Do not buy a puppy from a breeder whose kennels are dirty and whose dogs are in poor or unhealthy condition. Be wary of breeders who apply high pressure sales tactics. If you are, for any reason, unsure about buying a puppy from a particular breeder, then don’t! The Beagle Club of Victoria has a referral service for breeders, but this does not mean that they are all guaranteed to be good quality breeders. Please note when you go to see a litter of puppies that they are clean, well fed, wormed, well raised and treated, and that you can see the dam (mother) and if possible, the sire (father). If the sire is not available, the breeder should be able to provide you with details of him, and photos for you to look at. When you get your puppy from the breeder, you should receive a registration certificate, a 3 generation pedigree, produced by the Victorian Canine Association (or other state canine control) computer. The breeder will fill out the details of the purchaser and sign it. You may then send it to the Victorian Canine Association (or other state body) in order to transfer the ownership into your name.

You should also receive an innoculation card from the breeder, showing the vaccinations your puppy has received and the date they received them. The card should be signed by the Vet that administered the vaccine, and should show further dates of when the other innoculations are due.

A worming resume should also be given to you, so that you know when your pup is due to be wormed, and what treatments he has already had. This should show the name of the worming medication used, and the amounts given. It is a good idea, if possible, to ask your breeder for a diet sheet prior to collecting your puppy, so that you can shop before hand, and have a supply of the same foods that your puppy is used to, hopefully eliminating any possibility of upset stomachs due to sudden changes in diet.
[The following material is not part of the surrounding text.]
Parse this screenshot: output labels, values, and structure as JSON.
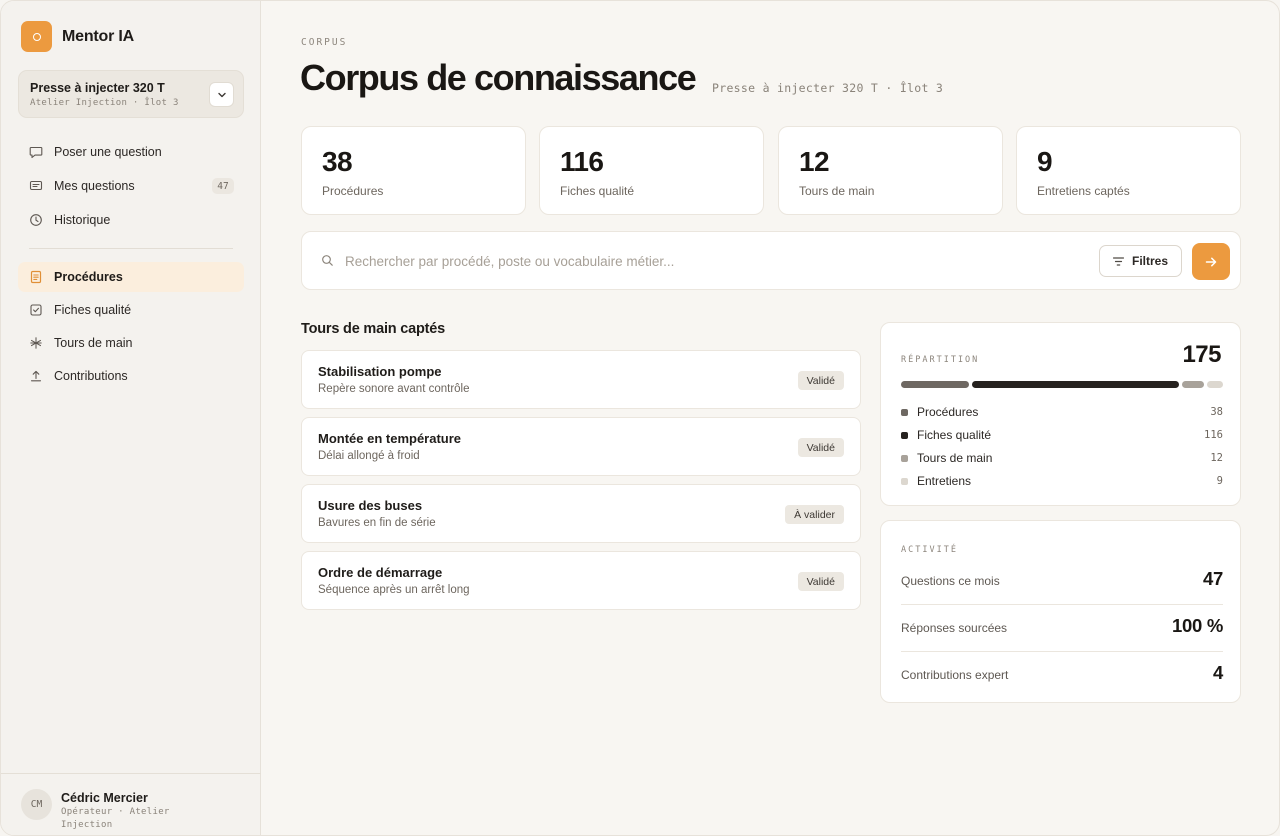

After Sales Service – Most breeders are like “mother hens” over the puppies and want to know the progress of the puppy and are only too happy to give advice on any problems that you may be having with your new puppy. Don’t be frightened to ask questions!

2017-04-26T12:16:57+00:00